Extracted data ::

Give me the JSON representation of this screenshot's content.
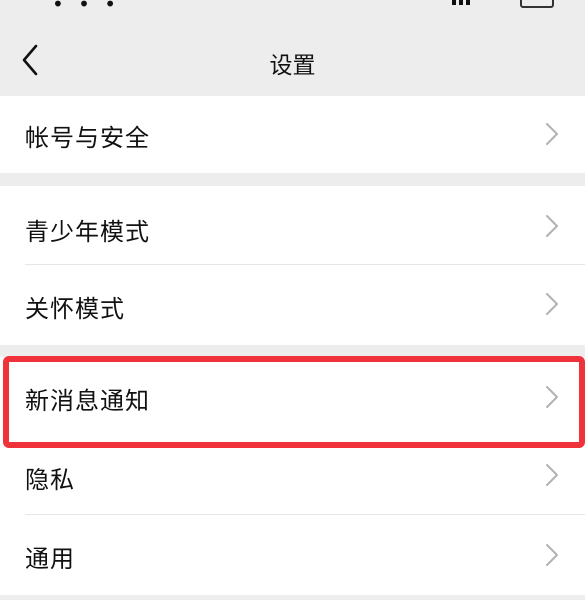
{
  "header": {
    "title": "设置"
  },
  "groups": [
    {
      "items": [
        {
          "label": "帐号与安全"
        }
      ]
    },
    {
      "items": [
        {
          "label": "青少年模式"
        },
        {
          "label": "关怀模式"
        }
      ]
    },
    {
      "items": [
        {
          "label": "新消息通知"
        },
        {
          "label": "隐私"
        },
        {
          "label": "通用"
        }
      ]
    }
  ],
  "icons": {
    "back": "chevron-left-icon",
    "row_arrow": "chevron-right-icon"
  },
  "colors": {
    "background": "#ededed",
    "row_background": "#ffffff",
    "highlight_border": "#f0333a",
    "chevron": "#b2b2b2"
  },
  "highlighted_item": "新消息通知"
}
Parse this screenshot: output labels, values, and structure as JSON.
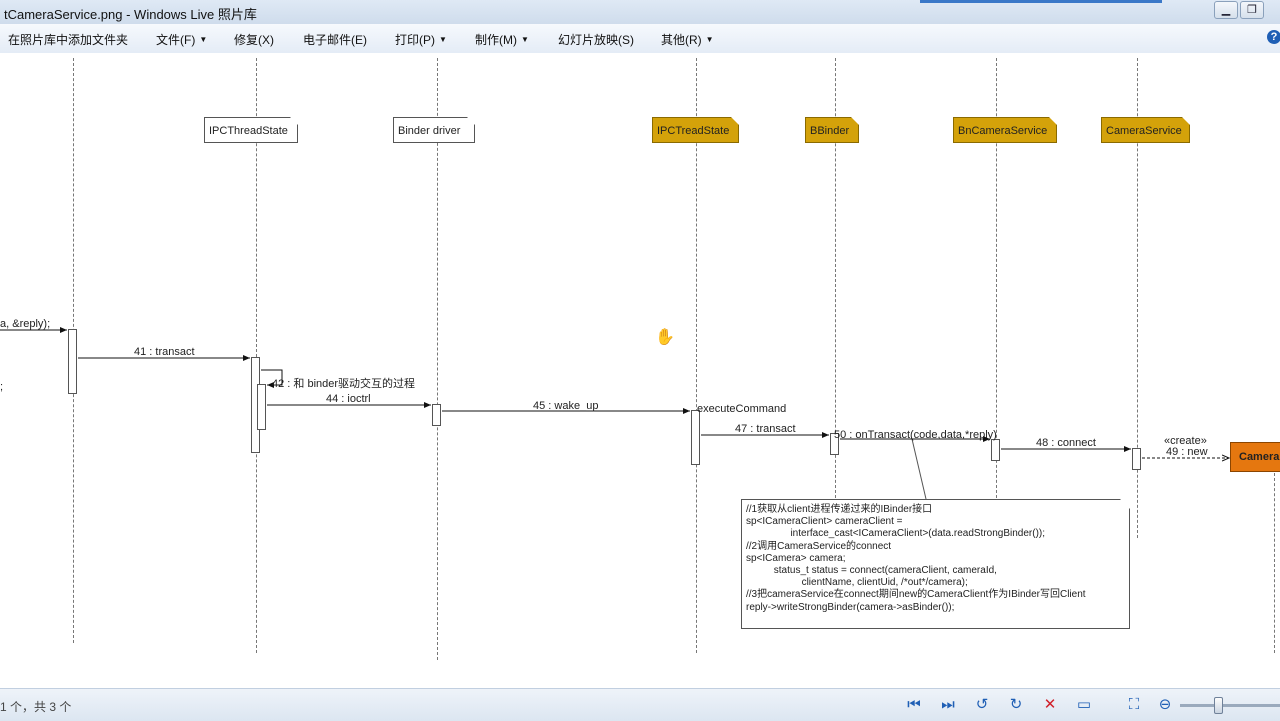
{
  "window": {
    "title": "tCameraService.png - Windows Live 照片库"
  },
  "menu": {
    "items": [
      {
        "label": "在照片库中添加文件夹"
      },
      {
        "label": "文件(F)",
        "dropdown": true
      },
      {
        "label": "修复(X)"
      },
      {
        "label": "电子邮件(E)"
      },
      {
        "label": "打印(P)",
        "dropdown": true
      },
      {
        "label": "制作(M)",
        "dropdown": true
      },
      {
        "label": "幻灯片放映(S)"
      },
      {
        "label": "其他(R)",
        "dropdown": true
      }
    ],
    "help_icon": "?"
  },
  "diagram": {
    "objects": [
      {
        "label": "IPCThreadState"
      },
      {
        "label": "Binder driver"
      },
      {
        "label": "IPCTreadState"
      },
      {
        "label": "BBinder"
      },
      {
        "label": "BnCameraService"
      },
      {
        "label": "CameraService"
      },
      {
        "label": "Camera"
      }
    ],
    "messages": {
      "m40": "a, &reply);",
      "m41": "41 : transact",
      "m42": "42 : 和 binder驱动交互的过程",
      "m44": "44 : ioctrl",
      "m45": "45 : wake_up",
      "m46": "executeCommand",
      "m47": "47 : transact",
      "m50": "50 : onTransact(code,data,*reply)",
      "m48": "48 : connect",
      "m49_stereo": "«create»",
      "m49": "49 : new",
      "edge_semicolon": ";"
    },
    "note_lines": [
      "//1获取从client进程传递过来的IBinder接口",
      "sp<ICameraClient> cameraClient =",
      "                interface_cast<ICameraClient>(data.readStrongBinder());",
      "//2调用CameraService的connect",
      "sp<ICamera> camera;",
      "          status_t status = connect(cameraClient, cameraId,",
      "                    clientName, clientUid, /*out*/camera);",
      "//3把cameraService在connect期间new的CameraClient作为IBinder写回Client",
      "reply->writeStrongBinder(camera->asBinder());"
    ]
  },
  "status": {
    "text": "1 个，共 3 个"
  },
  "colors": {
    "gold": "#d4a20a",
    "orange": "#e5770f"
  }
}
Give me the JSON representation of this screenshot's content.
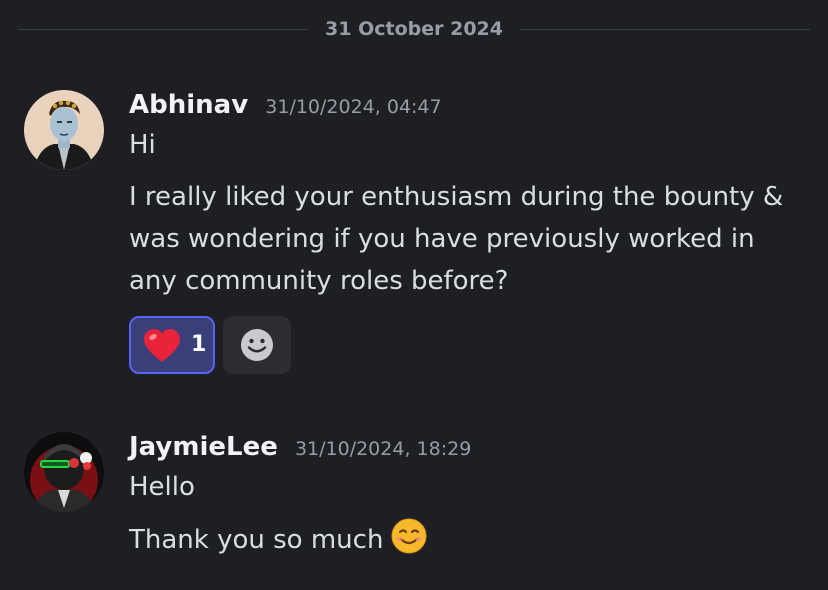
{
  "date_divider": "31 October 2024",
  "messages": [
    {
      "username": "Abhinav",
      "timestamp": "31/10/2024, 04:47",
      "lines": [
        "Hi",
        "I really liked your enthusiasm during the bounty &",
        "was wondering if you have previously worked in",
        "any community roles before?"
      ],
      "reactions": [
        {
          "emoji": "heart-emoji",
          "count": "1"
        }
      ],
      "add_reaction_icon": "smile-add-reaction-icon"
    },
    {
      "username": "JaymieLee",
      "timestamp": "31/10/2024, 18:29",
      "lines": [
        "Hello",
        "Thank you so much"
      ],
      "inline_emoji": "smiling-face-emoji"
    }
  ],
  "colors": {
    "background": "#1e1f25",
    "username": "#f2f3f5",
    "muted": "#9a9ca4",
    "reaction_active_bg": "#3a3f7a",
    "reaction_active_border": "#5865f2"
  }
}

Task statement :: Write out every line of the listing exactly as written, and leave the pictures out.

Written solution ::
Give me the JSON representation of this screenshot's content.
{
  "header": {
    "title": "设置"
  },
  "groups": [
    {
      "items": [
        {
          "label": "帐号与安全"
        }
      ]
    },
    {
      "items": [
        {
          "label": "青少年模式"
        },
        {
          "label": "关怀模式"
        }
      ]
    },
    {
      "items": [
        {
          "label": "新消息通知"
        },
        {
          "label": "隐私"
        },
        {
          "label": "通用"
        }
      ]
    }
  ],
  "icons": {
    "back": "chevron-left-icon",
    "row_arrow": "chevron-right-icon"
  },
  "colors": {
    "background": "#ededed",
    "row_background": "#ffffff",
    "highlight_border": "#f0333a",
    "chevron": "#b2b2b2"
  },
  "highlighted_item": "新消息通知"
}
Parse this screenshot: output labels, values, and structure as JSON.
{
  "window": {
    "title": "tCameraService.png - Windows Live 照片库"
  },
  "menu": {
    "items": [
      {
        "label": "在照片库中添加文件夹"
      },
      {
        "label": "文件(F)",
        "dropdown": true
      },
      {
        "label": "修复(X)"
      },
      {
        "label": "电子邮件(E)"
      },
      {
        "label": "打印(P)",
        "dropdown": true
      },
      {
        "label": "制作(M)",
        "dropdown": true
      },
      {
        "label": "幻灯片放映(S)"
      },
      {
        "label": "其他(R)",
        "dropdown": true
      }
    ],
    "help_icon": "?"
  },
  "diagram": {
    "objects": [
      {
        "label": "IPCThreadState"
      },
      {
        "label": "Binder driver"
      },
      {
        "label": "IPCTreadState"
      },
      {
        "label": "BBinder"
      },
      {
        "label": "BnCameraService"
      },
      {
        "label": "CameraService"
      },
      {
        "label": "Camera"
      }
    ],
    "messages": {
      "m40": "a, &reply);",
      "m41": "41 : transact",
      "m42": "42 : 和 binder驱动交互的过程",
      "m44": "44 : ioctrl",
      "m45": "45 : wake_up",
      "m46": "executeCommand",
      "m47": "47 : transact",
      "m50": "50 : onTransact(code,data,*reply)",
      "m48": "48 : connect",
      "m49_stereo": "«create»",
      "m49": "49 : new",
      "edge_semicolon": ";"
    },
    "note_lines": [
      "//1获取从client进程传递过来的IBinder接口",
      "sp<ICameraClient> cameraClient =",
      "                interface_cast<ICameraClient>(data.readStrongBinder());",
      "//2调用CameraService的connect",
      "sp<ICamera> camera;",
      "          status_t status = connect(cameraClient, cameraId,",
      "                    clientName, clientUid, /*out*/camera);",
      "//3把cameraService在connect期间new的CameraClient作为IBinder写回Client",
      "reply->writeStrongBinder(camera->asBinder());"
    ]
  },
  "status": {
    "text": "1 个，共 3 个"
  },
  "colors": {
    "gold": "#d4a20a",
    "orange": "#e5770f"
  }
}
Give me the JSON representation of this screenshot's content.
{
  "date_divider": "31 October 2024",
  "messages": [
    {
      "username": "Abhinav",
      "timestamp": "31/10/2024, 04:47",
      "lines": [
        "Hi",
        "I really liked your enthusiasm during the bounty &",
        "was wondering if you have previously worked in",
        "any community roles before?"
      ],
      "reactions": [
        {
          "emoji": "heart-emoji",
          "count": "1"
        }
      ],
      "add_reaction_icon": "smile-add-reaction-icon"
    },
    {
      "username": "JaymieLee",
      "timestamp": "31/10/2024, 18:29",
      "lines": [
        "Hello",
        "Thank you so much"
      ],
      "inline_emoji": "smiling-face-emoji"
    }
  ],
  "colors": {
    "background": "#1e1f25",
    "username": "#f2f3f5",
    "muted": "#9a9ca4",
    "reaction_active_bg": "#3a3f7a",
    "reaction_active_border": "#5865f2"
  }
}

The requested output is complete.